What is being asked: Where the line containing "Serialize everything readable" appears in the entries below, start there and print only that line and every line after it, exactly, through the end, excluding pictures.

Information provided Block Start

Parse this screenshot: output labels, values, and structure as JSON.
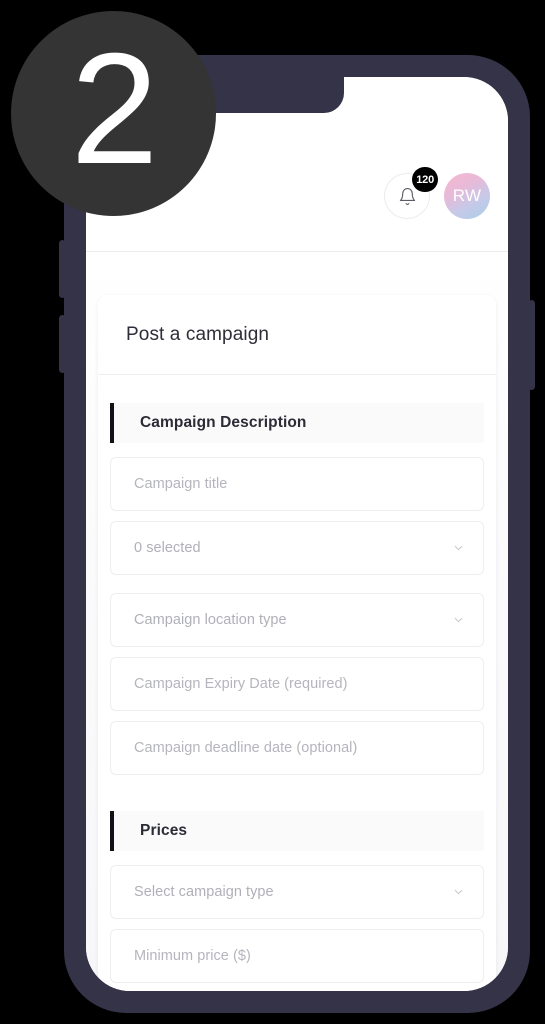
{
  "step_badge": {
    "number": "2",
    "color": "#343434"
  },
  "device": {
    "frame_color": "#353347",
    "screen_background": "#ffffff"
  },
  "header": {
    "notification": {
      "icon": "bell-icon",
      "badge_count": "120",
      "badge_color": "#000000"
    },
    "avatar": {
      "initials": "RW",
      "gradient_from": "#f6b9cf",
      "gradient_to": "#a9cfe6"
    }
  },
  "card": {
    "title": "Post a campaign",
    "sections": [
      {
        "title": "Campaign Description",
        "accent_color": "#111118",
        "fields": [
          {
            "name": "campaign-title",
            "placeholder": "Campaign title",
            "type": "text"
          },
          {
            "name": "campaign-categories",
            "placeholder": "0 selected",
            "type": "select"
          },
          {
            "name": "campaign-location-type",
            "placeholder": "Campaign location type",
            "type": "select"
          },
          {
            "name": "campaign-expiry-date",
            "placeholder": "Campaign Expiry Date (required)",
            "type": "text"
          },
          {
            "name": "campaign-deadline-date",
            "placeholder": "Campaign deadline date (optional)",
            "type": "text"
          }
        ]
      },
      {
        "title": "Prices",
        "accent_color": "#111118",
        "fields": [
          {
            "name": "campaign-type",
            "placeholder": "Select campaign type",
            "type": "select"
          },
          {
            "name": "minimum-price",
            "placeholder": "Minimum price ($)",
            "type": "text"
          }
        ]
      }
    ]
  }
}
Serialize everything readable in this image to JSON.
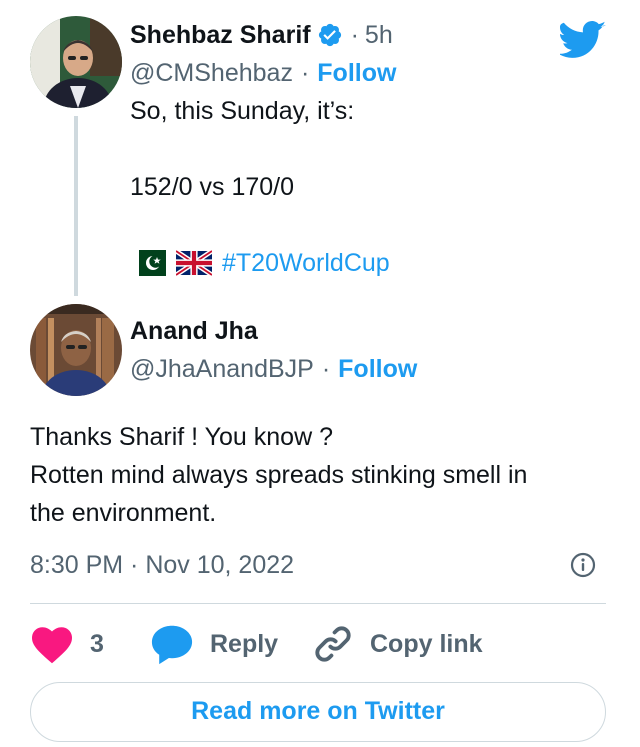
{
  "parent_tweet": {
    "author_name": "Shehbaz Sharif",
    "time_sep": "·",
    "time_ago": "5h",
    "handle": "@CMShehbaz",
    "follow_sep": "·",
    "follow_label": "Follow",
    "text_line1": "So, this Sunday, it’s:",
    "text_line2": "152/0 vs 170/0",
    "hashtag": "#T20WorldCup",
    "verified": true
  },
  "reply_tweet": {
    "author_name": "Anand Jha",
    "handle": "@JhaAnandBJP",
    "follow_sep": "·",
    "follow_label": "Follow",
    "text_line1": "Thanks Sharif ! You know ?",
    "text_line2": "Rotten mind always spreads stinking smell in",
    "text_line3": "the environment.",
    "timestamp": "8:30 PM · Nov 10, 2022"
  },
  "actions": {
    "like_count": "3",
    "reply_label": "Reply",
    "copy_label": "Copy link"
  },
  "read_more_label": "Read more on Twitter",
  "colors": {
    "accent": "#1d9bf0",
    "like": "#f91880",
    "muted": "#536471",
    "divider": "#cfd9de"
  },
  "icons": [
    "twitter-bird-icon",
    "verified-badge-icon",
    "pakistan-flag-icon",
    "uk-flag-icon",
    "info-icon",
    "heart-icon",
    "reply-bubble-icon",
    "link-icon"
  ]
}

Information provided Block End

Expected output:
Serialize everything readable in this image to JSON.
{
  "parent_tweet": {
    "author_name": "Shehbaz Sharif",
    "time_sep": "·",
    "time_ago": "5h",
    "handle": "@CMShehbaz",
    "follow_sep": "·",
    "follow_label": "Follow",
    "text_line1": "So, this Sunday, it’s:",
    "text_line2": "152/0 vs 170/0",
    "hashtag": "#T20WorldCup",
    "verified": true
  },
  "reply_tweet": {
    "author_name": "Anand Jha",
    "handle": "@JhaAnandBJP",
    "follow_sep": "·",
    "follow_label": "Follow",
    "text_line1": "Thanks Sharif ! You know ?",
    "text_line2": "Rotten mind always spreads stinking smell in",
    "text_line3": "the environment.",
    "timestamp": "8:30 PM · Nov 10, 2022"
  },
  "actions": {
    "like_count": "3",
    "reply_label": "Reply",
    "copy_label": "Copy link"
  },
  "read_more_label": "Read more on Twitter",
  "colors": {
    "accent": "#1d9bf0",
    "like": "#f91880",
    "muted": "#536471",
    "divider": "#cfd9de"
  },
  "icons": [
    "twitter-bird-icon",
    "verified-badge-icon",
    "pakistan-flag-icon",
    "uk-flag-icon",
    "info-icon",
    "heart-icon",
    "reply-bubble-icon",
    "link-icon"
  ]
}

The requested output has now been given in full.